The girl replies, then I have no: hope.
I have not a friend in the world.' , What,'
will no one be bail for - . you, to save you,
from prison 1' asks the stern creditor. 'I.,
told you I have not a friend on' eartli,'-,
was my reply. But just as I was uttering,
these words", I saw a sailor in the upper
gallery springing over the railing, letting
himself down from one tier to. Another, ,
until he bounded clear over the orchestra
and footlights, and placed himself beside
me in a moment. Yes, you shill have. , •
one friend, at least, my poor young
man,' said he, with great expression in',
his honest, sunburnt countenance. 'l4
will go your bail to any amount. And ,
for you (turning to the frightened actor,),',
if you don't bear a hand, and shift - your ,
moorings, you lubber, it will be worse for
you when I come athwart your bows.'—.
Every creature in the house rose; . the up.;
roar was indescribable; peels of laughter ; ;
screams of tetror, cheers from his mess i
mates in the gallery, preparatory scraping
of the violins from the orchestra,, and
amidst the universal din, - there stood - the ,
unponseious cause of it, sheltering me;:••':
the poor distressed young woman,' . :and:• ,
breathing defiance and destruction, against_
my mimic -persecutor. lie was, only per-,
suaded to relinquish his care of me by the:
manager pretending to arrive and' •reseue"
me with a profusion of theatrical batik , '
notes. •
How a Greased Pig;waa
The army correspondent-of the 'Pretiidincs
Journal in describing the amusements/11
Bulged iu by the First Rhode island Regitonet
at Clamp Sprague, near Washingtoti v !hart
off duty, , gives the following, humorous,
eount of a race for the capture of a greascit„
pig , hyrths volonteers: - -
The:_pnor porker, - closely islifivid and T '
thoroughly lubricated from snout tO Mit t was.'--4. -
conveyed to.thc ' arena ' covered-•. box.
' Piteous indeed was the -expression :of
innocent face When, uncagedi-be ivip3 4prp'qd
adrift'. ' Unknoaing his destiny, he slowly, . y 4•
stepped from his' prison, grunting satishtetion,
at release: But_with a whoop, ten incarnate'„,
fiends rushed madly foward,aint
to clutch his prebensible tail: (Piggy{; if
mdden t
,awoke to a realizing,,,-,senie
his position, and darted ofri,lincertain , ',.wbere;'
to go,' aed' emitting the most dolcfalr'sqnsals::,-,
He rushed-here,-. and acon,e4-41 1 a.rS;:ifavPic;
no respect for the' Vega of ar,bypho. , ~., people hi' every direct Me., The'reeti:, per. ,
s w
hot and:esgerl'irere'dOsperate in the,
Chase.
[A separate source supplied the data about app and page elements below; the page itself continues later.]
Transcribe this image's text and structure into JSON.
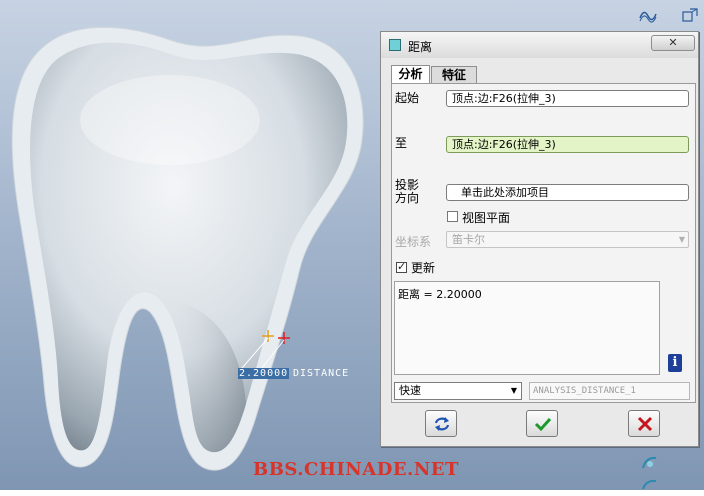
{
  "viewport": {
    "dimension_value": "2.20000",
    "dimension_label": "DISTANCE",
    "watermark": "BBS.CHINADE.NET"
  },
  "dialog": {
    "title": "距离",
    "close_label": "✕",
    "tabs": [
      {
        "label": "分析",
        "active": true
      },
      {
        "label": "特征",
        "active": false
      }
    ],
    "from_label": "起始",
    "from_value": "顶点:边:F26(拉伸_3)",
    "to_label": "至",
    "to_value": "顶点:边:F26(拉伸_3)",
    "projection_label": "投影方向",
    "projection_value": "单击此处添加项目",
    "view_plane_label": "视图平面",
    "view_plane_checked": false,
    "coord_label": "坐标系",
    "coord_value": "笛卡尔",
    "update_label": "更新",
    "update_checked": true,
    "result_text": "距离  =  2.20000",
    "info_icon": "i",
    "speed_value": "快速",
    "analysis_name": "ANALYSIS_DISTANCE_1",
    "buttons": {
      "repeat": "repeat-icon",
      "ok": "check-icon",
      "cancel": "x-icon"
    }
  },
  "colors": {
    "ok_green": "#1a9a2a",
    "cancel_red": "#c4161c",
    "to_field_bg": "#e3f4c6",
    "viewport_top": "#c7d3e3",
    "viewport_bottom": "#7f96b3"
  }
}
They grabbed and , ceright only to find - , "-
th e f f , etrortChitile. No sooner. would
prize - appear : to' bel won ; than,,jte wag
. of the capture ~watt; enhafices:4,.['i
by its being allowable only tp , hold , the
animal by his, unctuous appentiiife,---anY:::''',
Other Method: . being ruled.'
appeared impossible, but'brie inatitsiblifnely,':?-' 4 '
rose, whose intellect was i,adeitetiteltw the- 2 4--
PerfOrmance the feat. ';'}le thowe(thitusilfL.:4!
to be the very Napoleon, Of pig.chasCrar,i atf,,VA
soared stipreme the
task; and . hitching
himßtilf bodily
his tail.between hjx, 1401i :v4 1:11e ,scptealifeb'
was terrible f .but hiA,Orohneitl4n Ilhfielts„,ft
of laughter. it*: Ondiitilit44llj 'heard "in . 4,
Washingtoai. t •
NO. 36.